See, most bloggers hire someone to make changes like this. Me? In recent years I've been doing everything myself. Because I know what I'm doing? No way. Because I'm not sure who to even ask for help? You got it! There may be a few trust issues in there, too.

So a few days ago I went into blogger and clicked a few buttons, went into Go Daddy and clicked a few more buttons then went to bed. And in the morning I had what can only be described as a royal bloggin' hot mess.

Somehow - by the grace of God most likely - I stumbled upon a few more buttons in Google that needed to be pressed in order for a name change to go through. But at this point it was too late. Google's gears were already set in motion and no number of sitemap submissions was going to fix it. 

I now had a scaffoldedmath.blogspot.com AND a scaffoldedmath.com, no more sitelinks under my blog in Google search results and a family left wondering where the heck mom went. Scaffolded Math and Science started as a way to pay the bills during my unpaid maternity leave. Since then, it's become a way to support my family and has filled a creative void that had long been left empty. So when I mess things up as I am known to do, it bothers me. A lot. In a lot of ways.

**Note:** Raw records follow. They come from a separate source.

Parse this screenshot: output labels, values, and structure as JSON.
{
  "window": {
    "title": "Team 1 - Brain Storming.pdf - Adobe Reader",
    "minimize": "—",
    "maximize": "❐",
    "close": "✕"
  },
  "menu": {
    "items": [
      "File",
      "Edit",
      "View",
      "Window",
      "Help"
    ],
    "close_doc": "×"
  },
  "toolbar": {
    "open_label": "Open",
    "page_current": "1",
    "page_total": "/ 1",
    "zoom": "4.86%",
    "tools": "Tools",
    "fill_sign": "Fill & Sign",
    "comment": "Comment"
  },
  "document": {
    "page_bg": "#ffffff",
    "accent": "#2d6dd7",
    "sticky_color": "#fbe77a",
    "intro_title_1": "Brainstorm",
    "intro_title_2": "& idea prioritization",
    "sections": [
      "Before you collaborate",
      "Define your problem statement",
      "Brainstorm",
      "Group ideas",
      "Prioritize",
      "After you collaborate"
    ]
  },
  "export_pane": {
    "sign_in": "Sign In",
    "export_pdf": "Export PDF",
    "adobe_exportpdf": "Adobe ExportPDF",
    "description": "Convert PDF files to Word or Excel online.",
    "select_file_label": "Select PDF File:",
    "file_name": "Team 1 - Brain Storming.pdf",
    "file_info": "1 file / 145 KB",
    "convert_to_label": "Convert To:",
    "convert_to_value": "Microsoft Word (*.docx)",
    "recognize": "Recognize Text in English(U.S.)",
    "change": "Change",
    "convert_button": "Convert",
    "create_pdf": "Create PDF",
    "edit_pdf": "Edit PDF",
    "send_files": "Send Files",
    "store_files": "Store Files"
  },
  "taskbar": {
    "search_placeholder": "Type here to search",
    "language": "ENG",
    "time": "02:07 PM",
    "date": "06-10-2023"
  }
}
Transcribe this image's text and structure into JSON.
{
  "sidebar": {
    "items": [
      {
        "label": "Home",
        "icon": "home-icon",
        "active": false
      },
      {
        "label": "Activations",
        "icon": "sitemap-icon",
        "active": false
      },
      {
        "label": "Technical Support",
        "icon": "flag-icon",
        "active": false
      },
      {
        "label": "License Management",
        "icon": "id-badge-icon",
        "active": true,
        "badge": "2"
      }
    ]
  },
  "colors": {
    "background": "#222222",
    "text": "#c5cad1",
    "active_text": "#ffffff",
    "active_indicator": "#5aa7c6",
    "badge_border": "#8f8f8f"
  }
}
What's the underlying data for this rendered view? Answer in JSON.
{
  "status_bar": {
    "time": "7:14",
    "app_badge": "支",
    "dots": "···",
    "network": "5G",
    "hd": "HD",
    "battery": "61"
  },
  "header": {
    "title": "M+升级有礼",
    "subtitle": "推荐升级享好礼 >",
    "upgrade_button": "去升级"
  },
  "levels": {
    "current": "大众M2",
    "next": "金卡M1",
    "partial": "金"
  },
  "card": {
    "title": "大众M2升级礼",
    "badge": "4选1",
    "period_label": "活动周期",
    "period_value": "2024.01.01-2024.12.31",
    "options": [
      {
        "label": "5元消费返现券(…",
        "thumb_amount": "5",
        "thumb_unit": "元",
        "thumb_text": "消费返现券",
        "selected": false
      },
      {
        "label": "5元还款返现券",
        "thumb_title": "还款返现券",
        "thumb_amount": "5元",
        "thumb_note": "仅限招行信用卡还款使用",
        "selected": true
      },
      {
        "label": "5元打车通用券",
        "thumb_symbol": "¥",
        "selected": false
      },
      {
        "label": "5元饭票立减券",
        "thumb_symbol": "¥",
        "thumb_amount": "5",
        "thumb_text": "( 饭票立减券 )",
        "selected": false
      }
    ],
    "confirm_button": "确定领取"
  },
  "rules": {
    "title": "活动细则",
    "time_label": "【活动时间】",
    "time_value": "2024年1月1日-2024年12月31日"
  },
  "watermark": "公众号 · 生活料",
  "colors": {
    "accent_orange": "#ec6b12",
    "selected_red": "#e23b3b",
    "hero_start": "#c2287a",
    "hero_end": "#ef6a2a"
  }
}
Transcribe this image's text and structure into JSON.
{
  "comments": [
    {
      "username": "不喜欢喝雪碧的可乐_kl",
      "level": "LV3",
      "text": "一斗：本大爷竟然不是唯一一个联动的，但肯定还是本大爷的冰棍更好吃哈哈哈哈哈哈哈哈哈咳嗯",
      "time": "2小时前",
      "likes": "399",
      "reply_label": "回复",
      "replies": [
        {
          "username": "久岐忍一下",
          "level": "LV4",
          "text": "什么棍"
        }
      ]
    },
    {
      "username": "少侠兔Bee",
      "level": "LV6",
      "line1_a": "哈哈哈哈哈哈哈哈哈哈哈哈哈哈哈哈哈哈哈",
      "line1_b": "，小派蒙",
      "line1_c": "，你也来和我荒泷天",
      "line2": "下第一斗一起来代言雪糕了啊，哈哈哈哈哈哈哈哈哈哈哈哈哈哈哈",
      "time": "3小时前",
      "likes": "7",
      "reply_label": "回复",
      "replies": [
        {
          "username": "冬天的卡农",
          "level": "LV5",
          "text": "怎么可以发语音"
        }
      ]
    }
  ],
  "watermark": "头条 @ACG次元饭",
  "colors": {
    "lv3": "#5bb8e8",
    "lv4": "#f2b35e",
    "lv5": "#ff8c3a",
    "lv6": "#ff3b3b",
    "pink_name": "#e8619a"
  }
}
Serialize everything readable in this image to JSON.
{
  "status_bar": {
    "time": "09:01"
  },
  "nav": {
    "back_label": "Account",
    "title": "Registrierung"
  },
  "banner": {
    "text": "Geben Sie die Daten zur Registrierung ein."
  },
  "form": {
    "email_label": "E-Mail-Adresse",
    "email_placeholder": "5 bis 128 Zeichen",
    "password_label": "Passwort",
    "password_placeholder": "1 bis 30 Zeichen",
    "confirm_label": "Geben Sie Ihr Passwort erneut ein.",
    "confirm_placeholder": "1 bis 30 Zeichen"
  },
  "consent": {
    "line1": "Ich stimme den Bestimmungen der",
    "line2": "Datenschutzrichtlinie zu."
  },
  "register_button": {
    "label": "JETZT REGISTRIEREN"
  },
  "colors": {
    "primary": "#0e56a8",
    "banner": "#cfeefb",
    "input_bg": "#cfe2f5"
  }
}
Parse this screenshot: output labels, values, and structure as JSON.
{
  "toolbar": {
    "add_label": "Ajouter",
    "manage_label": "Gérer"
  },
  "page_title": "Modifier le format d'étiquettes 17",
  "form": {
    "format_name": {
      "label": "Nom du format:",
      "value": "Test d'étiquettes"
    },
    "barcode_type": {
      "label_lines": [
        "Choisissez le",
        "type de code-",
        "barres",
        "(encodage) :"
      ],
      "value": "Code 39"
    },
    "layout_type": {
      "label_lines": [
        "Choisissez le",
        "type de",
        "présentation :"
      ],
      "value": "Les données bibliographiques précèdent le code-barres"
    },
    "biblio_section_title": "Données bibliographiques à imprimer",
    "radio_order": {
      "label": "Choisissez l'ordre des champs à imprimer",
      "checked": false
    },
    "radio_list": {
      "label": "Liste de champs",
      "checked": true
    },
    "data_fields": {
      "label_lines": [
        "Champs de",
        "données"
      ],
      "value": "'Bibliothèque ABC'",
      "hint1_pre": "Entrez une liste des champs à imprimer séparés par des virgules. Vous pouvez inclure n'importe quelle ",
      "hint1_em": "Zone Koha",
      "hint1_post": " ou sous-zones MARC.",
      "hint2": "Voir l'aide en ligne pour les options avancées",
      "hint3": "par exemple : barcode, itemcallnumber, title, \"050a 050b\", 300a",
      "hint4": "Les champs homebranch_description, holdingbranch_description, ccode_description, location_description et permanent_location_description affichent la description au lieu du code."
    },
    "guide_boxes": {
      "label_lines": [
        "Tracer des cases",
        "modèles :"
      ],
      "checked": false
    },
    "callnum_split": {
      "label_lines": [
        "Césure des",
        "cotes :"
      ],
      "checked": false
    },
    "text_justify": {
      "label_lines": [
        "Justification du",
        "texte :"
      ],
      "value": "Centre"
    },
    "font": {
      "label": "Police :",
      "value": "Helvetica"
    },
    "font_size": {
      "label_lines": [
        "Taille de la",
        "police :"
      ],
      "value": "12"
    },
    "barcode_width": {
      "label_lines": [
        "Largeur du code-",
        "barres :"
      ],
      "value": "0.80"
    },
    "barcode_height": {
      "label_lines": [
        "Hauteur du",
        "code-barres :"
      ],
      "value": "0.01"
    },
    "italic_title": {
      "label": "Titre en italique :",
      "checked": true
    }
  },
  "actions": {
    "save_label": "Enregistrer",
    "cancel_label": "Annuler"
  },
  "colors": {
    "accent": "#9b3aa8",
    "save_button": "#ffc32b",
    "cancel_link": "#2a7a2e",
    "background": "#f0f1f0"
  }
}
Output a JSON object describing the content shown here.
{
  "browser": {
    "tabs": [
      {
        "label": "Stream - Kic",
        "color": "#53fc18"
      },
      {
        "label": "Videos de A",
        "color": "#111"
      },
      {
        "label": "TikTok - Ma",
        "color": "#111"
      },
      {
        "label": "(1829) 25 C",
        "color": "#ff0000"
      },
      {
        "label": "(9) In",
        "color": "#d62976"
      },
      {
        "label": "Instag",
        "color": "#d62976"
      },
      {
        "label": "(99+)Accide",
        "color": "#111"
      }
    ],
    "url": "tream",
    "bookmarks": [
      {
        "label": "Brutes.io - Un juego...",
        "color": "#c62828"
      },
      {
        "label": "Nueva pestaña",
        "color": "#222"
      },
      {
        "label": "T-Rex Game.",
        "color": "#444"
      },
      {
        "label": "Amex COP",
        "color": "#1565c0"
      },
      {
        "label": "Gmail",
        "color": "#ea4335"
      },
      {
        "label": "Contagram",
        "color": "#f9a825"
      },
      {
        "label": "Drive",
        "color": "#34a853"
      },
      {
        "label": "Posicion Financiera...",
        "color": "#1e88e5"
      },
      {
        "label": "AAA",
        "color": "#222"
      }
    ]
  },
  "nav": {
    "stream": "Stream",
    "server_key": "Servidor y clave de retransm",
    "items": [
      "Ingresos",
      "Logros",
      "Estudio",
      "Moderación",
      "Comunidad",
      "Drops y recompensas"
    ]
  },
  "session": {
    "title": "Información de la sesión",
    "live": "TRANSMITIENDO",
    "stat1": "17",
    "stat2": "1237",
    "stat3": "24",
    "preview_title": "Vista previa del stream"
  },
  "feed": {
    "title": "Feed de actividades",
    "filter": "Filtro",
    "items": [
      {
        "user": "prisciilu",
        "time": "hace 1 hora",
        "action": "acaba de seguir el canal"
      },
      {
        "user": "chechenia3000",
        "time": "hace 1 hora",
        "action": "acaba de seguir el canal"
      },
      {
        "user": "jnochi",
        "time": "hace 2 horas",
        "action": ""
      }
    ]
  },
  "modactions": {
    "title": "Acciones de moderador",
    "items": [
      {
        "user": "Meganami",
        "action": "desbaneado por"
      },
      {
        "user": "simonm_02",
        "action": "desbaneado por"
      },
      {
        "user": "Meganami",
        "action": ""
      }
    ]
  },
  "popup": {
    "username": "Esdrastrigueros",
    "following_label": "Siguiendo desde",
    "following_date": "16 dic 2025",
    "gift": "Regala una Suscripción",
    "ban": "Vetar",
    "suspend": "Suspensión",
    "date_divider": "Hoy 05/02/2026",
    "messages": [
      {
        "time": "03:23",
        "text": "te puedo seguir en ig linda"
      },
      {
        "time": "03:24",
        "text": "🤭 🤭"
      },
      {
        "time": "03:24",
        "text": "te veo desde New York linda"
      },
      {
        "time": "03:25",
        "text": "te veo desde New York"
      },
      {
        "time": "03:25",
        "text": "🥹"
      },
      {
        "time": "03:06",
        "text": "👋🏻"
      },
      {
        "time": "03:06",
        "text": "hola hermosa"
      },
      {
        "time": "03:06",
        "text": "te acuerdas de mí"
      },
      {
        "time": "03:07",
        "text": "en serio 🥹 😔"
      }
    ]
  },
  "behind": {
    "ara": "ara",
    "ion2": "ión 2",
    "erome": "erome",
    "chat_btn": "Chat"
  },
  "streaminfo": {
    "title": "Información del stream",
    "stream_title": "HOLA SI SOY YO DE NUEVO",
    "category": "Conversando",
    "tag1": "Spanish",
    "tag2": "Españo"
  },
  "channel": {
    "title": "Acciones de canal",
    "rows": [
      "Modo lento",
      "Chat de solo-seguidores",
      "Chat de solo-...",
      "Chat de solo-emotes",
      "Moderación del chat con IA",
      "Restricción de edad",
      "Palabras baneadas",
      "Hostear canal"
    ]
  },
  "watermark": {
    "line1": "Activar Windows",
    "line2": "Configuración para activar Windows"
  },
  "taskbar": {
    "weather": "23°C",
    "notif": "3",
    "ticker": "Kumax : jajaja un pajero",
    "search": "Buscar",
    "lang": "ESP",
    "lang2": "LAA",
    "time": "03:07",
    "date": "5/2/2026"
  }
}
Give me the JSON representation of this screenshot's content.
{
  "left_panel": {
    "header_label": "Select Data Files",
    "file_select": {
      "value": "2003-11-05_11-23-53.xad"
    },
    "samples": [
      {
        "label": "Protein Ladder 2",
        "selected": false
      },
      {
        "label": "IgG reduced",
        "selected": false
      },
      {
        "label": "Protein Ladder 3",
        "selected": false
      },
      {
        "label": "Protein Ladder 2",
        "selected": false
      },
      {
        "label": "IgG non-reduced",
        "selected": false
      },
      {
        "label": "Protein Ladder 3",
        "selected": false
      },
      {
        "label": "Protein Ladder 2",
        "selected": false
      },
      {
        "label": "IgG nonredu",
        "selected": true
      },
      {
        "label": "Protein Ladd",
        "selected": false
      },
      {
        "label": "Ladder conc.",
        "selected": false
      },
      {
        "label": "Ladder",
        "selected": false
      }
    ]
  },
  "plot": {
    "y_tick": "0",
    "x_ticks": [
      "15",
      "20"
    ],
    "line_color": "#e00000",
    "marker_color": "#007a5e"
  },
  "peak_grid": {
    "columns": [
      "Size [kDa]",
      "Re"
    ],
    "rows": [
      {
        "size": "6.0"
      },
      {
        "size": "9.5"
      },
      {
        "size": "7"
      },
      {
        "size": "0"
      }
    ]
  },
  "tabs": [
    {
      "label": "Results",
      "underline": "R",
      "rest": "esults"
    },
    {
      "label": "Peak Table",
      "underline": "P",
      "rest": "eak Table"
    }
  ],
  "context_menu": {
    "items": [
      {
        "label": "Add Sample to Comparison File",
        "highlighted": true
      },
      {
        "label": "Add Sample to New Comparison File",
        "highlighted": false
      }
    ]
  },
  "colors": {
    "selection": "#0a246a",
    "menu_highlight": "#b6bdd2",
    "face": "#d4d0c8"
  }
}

Today there seems to be some progress and things may be slowly ironing themselves out. The Google bots are doing something out there because my blog is now renamed in Google search results, though the sitelinks are still gone and my TpT store is now the #1 result. I guess there are worse things.

So I am still here, waiting, hoping that things will all go back to normal. I think in the end this will be a good thing. It's just going to take some time...

Simple math test corrections template for students to reflect on their mistakes

Math test corrections template - Scaffolded Math and Science

Simple math test corrections template for students to reflect on their mistakes - Scaffolded Math and ScienceWe all want to support a growth mindset in our students and give them space to learn from their mistakes, but what does this look like when teachers are in charge of teaching 100+ kids? 

Is it possible to allow students to correct their mistakes while also maintaining teacher sanity?